::: INPUT :::

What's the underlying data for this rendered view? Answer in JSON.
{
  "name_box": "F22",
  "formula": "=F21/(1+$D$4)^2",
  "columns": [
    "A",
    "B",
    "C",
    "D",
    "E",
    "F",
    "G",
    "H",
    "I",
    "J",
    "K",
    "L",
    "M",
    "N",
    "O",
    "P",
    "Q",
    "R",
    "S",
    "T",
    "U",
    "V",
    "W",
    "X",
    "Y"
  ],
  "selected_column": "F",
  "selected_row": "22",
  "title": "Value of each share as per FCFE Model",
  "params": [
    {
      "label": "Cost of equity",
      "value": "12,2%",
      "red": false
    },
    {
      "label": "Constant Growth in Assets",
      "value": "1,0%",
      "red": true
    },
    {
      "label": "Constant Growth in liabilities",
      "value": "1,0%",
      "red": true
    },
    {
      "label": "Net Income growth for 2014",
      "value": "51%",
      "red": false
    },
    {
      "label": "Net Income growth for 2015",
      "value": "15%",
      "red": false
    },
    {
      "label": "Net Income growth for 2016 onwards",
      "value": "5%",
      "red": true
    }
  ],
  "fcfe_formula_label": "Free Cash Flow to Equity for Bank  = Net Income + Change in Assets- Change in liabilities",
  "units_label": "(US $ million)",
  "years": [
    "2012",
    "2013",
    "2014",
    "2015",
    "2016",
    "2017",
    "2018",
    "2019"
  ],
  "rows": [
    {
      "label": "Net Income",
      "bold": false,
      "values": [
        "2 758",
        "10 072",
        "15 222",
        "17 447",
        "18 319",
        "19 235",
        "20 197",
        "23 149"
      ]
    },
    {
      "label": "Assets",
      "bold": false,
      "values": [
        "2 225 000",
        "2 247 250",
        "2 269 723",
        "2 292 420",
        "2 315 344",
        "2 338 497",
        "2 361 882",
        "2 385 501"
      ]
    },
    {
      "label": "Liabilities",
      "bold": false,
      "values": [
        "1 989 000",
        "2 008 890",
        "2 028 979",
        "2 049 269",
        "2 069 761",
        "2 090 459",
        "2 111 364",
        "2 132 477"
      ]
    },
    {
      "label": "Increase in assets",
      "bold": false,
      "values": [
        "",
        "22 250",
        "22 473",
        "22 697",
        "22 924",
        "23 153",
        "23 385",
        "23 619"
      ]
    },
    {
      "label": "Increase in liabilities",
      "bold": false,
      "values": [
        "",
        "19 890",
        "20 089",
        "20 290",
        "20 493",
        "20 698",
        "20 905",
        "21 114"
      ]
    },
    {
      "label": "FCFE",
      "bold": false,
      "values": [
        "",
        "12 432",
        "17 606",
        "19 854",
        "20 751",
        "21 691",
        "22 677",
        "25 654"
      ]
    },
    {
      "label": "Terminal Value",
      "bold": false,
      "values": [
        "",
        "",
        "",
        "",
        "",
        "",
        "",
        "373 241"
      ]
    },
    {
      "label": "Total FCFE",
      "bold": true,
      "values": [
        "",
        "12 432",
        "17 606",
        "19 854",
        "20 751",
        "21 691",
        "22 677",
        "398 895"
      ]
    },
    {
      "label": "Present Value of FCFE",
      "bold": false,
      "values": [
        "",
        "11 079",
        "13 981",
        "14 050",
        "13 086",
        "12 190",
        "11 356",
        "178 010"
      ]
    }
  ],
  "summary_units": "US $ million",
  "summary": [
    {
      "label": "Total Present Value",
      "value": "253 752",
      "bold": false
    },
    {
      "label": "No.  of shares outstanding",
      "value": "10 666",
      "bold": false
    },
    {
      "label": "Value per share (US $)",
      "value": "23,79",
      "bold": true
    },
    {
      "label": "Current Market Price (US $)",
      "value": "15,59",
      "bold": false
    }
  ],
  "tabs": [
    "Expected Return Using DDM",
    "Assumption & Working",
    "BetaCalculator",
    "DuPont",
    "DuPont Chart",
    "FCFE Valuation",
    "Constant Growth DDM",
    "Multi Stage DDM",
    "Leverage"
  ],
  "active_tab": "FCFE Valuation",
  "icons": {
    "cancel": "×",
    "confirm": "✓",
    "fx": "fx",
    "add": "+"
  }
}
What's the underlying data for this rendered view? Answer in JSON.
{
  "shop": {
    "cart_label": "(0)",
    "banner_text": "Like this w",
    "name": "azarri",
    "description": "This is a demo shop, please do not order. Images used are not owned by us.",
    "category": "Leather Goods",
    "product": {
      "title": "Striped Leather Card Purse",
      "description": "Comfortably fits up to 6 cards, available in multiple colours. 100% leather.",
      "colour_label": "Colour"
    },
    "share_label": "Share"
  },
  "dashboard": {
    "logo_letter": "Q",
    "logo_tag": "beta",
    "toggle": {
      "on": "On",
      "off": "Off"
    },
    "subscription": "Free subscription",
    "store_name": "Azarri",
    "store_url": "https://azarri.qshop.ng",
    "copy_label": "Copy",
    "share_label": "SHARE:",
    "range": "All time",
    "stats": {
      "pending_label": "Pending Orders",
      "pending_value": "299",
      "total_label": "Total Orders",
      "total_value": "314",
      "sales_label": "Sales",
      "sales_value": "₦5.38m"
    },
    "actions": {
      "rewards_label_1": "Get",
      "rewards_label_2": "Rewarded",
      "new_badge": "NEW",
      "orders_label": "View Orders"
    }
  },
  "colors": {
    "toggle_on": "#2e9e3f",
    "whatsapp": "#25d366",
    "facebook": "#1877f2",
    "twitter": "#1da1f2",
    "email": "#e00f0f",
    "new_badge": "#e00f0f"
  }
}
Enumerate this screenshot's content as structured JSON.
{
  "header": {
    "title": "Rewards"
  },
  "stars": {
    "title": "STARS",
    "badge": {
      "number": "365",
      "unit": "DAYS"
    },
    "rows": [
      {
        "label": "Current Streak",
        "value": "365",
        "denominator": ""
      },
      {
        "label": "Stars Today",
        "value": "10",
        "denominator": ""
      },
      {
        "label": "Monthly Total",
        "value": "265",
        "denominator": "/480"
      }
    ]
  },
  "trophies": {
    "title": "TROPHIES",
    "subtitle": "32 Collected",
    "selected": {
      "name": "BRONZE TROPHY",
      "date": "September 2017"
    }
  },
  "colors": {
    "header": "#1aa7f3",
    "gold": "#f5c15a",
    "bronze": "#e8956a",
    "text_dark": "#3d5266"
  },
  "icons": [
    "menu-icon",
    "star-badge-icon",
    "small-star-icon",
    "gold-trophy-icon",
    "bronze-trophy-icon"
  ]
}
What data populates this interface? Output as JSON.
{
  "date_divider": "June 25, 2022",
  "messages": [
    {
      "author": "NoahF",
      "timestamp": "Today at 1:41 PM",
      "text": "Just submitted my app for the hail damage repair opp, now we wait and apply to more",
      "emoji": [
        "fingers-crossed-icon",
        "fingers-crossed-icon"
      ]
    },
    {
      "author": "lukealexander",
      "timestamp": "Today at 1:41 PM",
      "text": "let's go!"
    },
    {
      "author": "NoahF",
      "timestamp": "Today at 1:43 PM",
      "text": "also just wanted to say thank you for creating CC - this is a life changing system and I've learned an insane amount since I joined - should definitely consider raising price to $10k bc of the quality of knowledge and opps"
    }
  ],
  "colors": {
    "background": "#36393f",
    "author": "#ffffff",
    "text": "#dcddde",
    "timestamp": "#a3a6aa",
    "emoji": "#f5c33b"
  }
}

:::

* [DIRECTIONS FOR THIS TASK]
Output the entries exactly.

* [YOUR RESPONSE]
What's the underlying data for this rendered view? Answer in JSON.
{
  "name_box": "F22",
  "formula": "=F21/(1+$D$4)^2",
  "columns": [
    "A",
    "B",
    "C",
    "D",
    "E",
    "F",
    "G",
    "H",
    "I",
    "J",
    "K",
    "L",
    "M",
    "N",
    "O",
    "P",
    "Q",
    "R",
    "S",
    "T",
    "U",
    "V",
    "W",
    "X",
    "Y"
  ],
  "selected_column": "F",
  "selected_row": "22",
  "title": "Value of each share as per FCFE Model",
  "params": [
    {
      "label": "Cost of equity",
      "value": "12,2%",
      "red": false
    },
    {
      "label": "Constant Growth in Assets",
      "value": "1,0%",
      "red": true
    },
    {
      "label": "Constant Growth in liabilities",
      "value": "1,0%",
      "red": true
    },
    {
      "label": "Net Income growth for 2014",
      "value": "51%",
      "red": false
    },
    {
      "label": "Net Income growth for 2015",
      "value": "15%",
      "red": false
    },
    {
      "label": "Net Income growth for 2016 onwards",
      "value": "5%",
      "red": true
    }
  ],
  "fcfe_formula_label": "Free Cash Flow to Equity for Bank  = Net Income + Change in Assets- Change in liabilities",
  "units_label": "(US $ million)",
  "years": [
    "2012",
    "2013",
    "2014",
    "2015",
    "2016",
    "2017",
    "2018",
    "2019"
  ],
  "rows": [
    {
      "label": "Net Income",
      "bold": false,
      "values": [
        "2 758",
        "10 072",
        "15 222",
        "17 447",
        "18 319",
        "19 235",
        "20 197",
        "23 149"
      ]
    },
    {
      "label": "Assets",
      "bold": false,
      "values": [
        "2 225 000",
        "2 247 250",
        "2 269 723",
        "2 292 420",
        "2 315 344",
        "2 338 497",
        "2 361 882",
        "2 385 501"
      ]
    },
    {
      "label": "Liabilities",
      "bold": false,
      "values": [
        "1 989 000",
        "2 008 890",
        "2 028 979",
        "2 049 269",
        "2 069 761",
        "2 090 459",
        "2 111 364",
        "2 132 477"
      ]
    },
    {
      "label": "Increase in assets",
      "bold": false,
      "values": [
        "",
        "22 250",
        "22 473",
        "22 697",
        "22 924",
        "23 153",
        "23 385",
        "23 619"
      ]
    },
    {
      "label": "Increase in liabilities",
      "bold": false,
      "values": [
        "",
        "19 890",
        "20 089",
        "20 290",
        "20 493",
        "20 698",
        "20 905",
        "21 114"
      ]
    },
    {
      "label": "FCFE",
      "bold": false,
      "values": [
        "",
        "12 432",
        "17 606",
        "19 854",
        "20 751",
        "21 691",
        "22 677",
        "25 654"
      ]
    },
    {
      "label": "Terminal Value",
      "bold": false,
      "values": [
        "",
        "",
        "",
        "",
        "",
        "",
        "",
        "373 241"
      ]
    },
    {
      "label": "Total FCFE",
      "bold": true,
      "values": [
        "",
        "12 432",
        "17 606",
        "19 854",
        "20 751",
        "21 691",
        "22 677",
        "398 895"
      ]
    },
    {
      "label": "Present Value of FCFE",
      "bold": false,
      "values": [
        "",
        "11 079",
        "13 981",
        "14 050",
        "13 086",
        "12 190",
        "11 356",
        "178 010"
      ]
    }
  ],
  "summary_units": "US $ million",
  "summary": [
    {
      "label": "Total Present Value",
      "value": "253 752",
      "bold": false
    },
    {
      "label": "No.  of shares outstanding",
      "value": "10 666",
      "bold": false
    },
    {
      "label": "Value per share (US $)",
      "value": "23,79",
      "bold": true
    },
    {
      "label": "Current Market Price (US $)",
      "value": "15,59",
      "bold": false
    }
  ],
  "tabs": [
    "Expected Return Using DDM",
    "Assumption & Working",
    "BetaCalculator",
    "DuPont",
    "DuPont Chart",
    "FCFE Valuation",
    "Constant Growth DDM",
    "Multi Stage DDM",
    "Leverage"
  ],
  "active_tab": "FCFE Valuation",
  "icons": {
    "cancel": "×",
    "confirm": "✓",
    "fx": "fx",
    "add": "+"
  }
}
What's the underlying data for this rendered view? Answer in JSON.
{
  "shop": {
    "cart_label": "(0)",
    "banner_text": "Like this w",
    "name": "azarri",
    "description": "This is a demo shop, please do not order. Images used are not owned by us.",
    "category": "Leather Goods",
    "product": {
      "title": "Striped Leather Card Purse",
      "description": "Comfortably fits up to 6 cards, available in multiple colours. 100% leather.",
      "colour_label": "Colour"
    },
    "share_label": "Share"
  },
  "dashboard": {
    "logo_letter": "Q",
    "logo_tag": "beta",
    "toggle": {
      "on": "On",
      "off": "Off"
    },
    "subscription": "Free subscription",
    "store_name": "Azarri",
    "store_url": "https://azarri.qshop.ng",
    "copy_label": "Copy",
    "share_label": "SHARE:",
    "range": "All time",
    "stats": {
      "pending_label": "Pending Orders",
      "pending_value": "299",
      "total_label": "Total Orders",
      "total_value": "314",
      "sales_label": "Sales",
      "sales_value": "₦5.38m"
    },
    "actions": {
      "rewards_label_1": "Get",
      "rewards_label_2": "Rewarded",
      "new_badge": "NEW",
      "orders_label": "View Orders"
    }
  },
  "colors": {
    "toggle_on": "#2e9e3f",
    "whatsapp": "#25d366",
    "facebook": "#1877f2",
    "twitter": "#1da1f2",
    "email": "#e00f0f",
    "new_badge": "#e00f0f"
  }
}
Enumerate this screenshot's content as structured JSON.
{
  "header": {
    "title": "Rewards"
  },
  "stars": {
    "title": "STARS",
    "badge": {
      "number": "365",
      "unit": "DAYS"
    },
    "rows": [
      {
        "label": "Current Streak",
        "value": "365",
        "denominator": ""
      },
      {
        "label": "Stars Today",
        "value": "10",
        "denominator": ""
      },
      {
        "label": "Monthly Total",
        "value": "265",
        "denominator": "/480"
      }
    ]
  },
  "trophies": {
    "title": "TROPHIES",
    "subtitle": "32 Collected",
    "selected": {
      "name": "BRONZE TROPHY",
      "date": "September 2017"
    }
  },
  "colors": {
    "header": "#1aa7f3",
    "gold": "#f5c15a",
    "bronze": "#e8956a",
    "text_dark": "#3d5266"
  },
  "icons": [
    "menu-icon",
    "star-badge-icon",
    "small-star-icon",
    "gold-trophy-icon",
    "bronze-trophy-icon"
  ]
}
What data populates this interface? Output as JSON.
{
  "date_divider": "June 25, 2022",
  "messages": [
    {
      "author": "NoahF",
      "timestamp": "Today at 1:41 PM",
      "text": "Just submitted my app for the hail damage repair opp, now we wait and apply to more",
      "emoji": [
        "fingers-crossed-icon",
        "fingers-crossed-icon"
      ]
    },
    {
      "author": "lukealexander",
      "timestamp": "Today at 1:41 PM",
      "text": "let's go!"
    },
    {
      "author": "NoahF",
      "timestamp": "Today at 1:43 PM",
      "text": "also just wanted to say thank you for creating CC - this is a life changing system and I've learned an insane amount since I joined - should definitely consider raising price to $10k bc of the quality of knowledge and opps"
    }
  ],
  "colors": {
    "background": "#36393f",
    "author": "#ffffff",
    "text": "#dcddde",
    "timestamp": "#a3a6aa",
    "emoji": "#f5c33b"
  }
}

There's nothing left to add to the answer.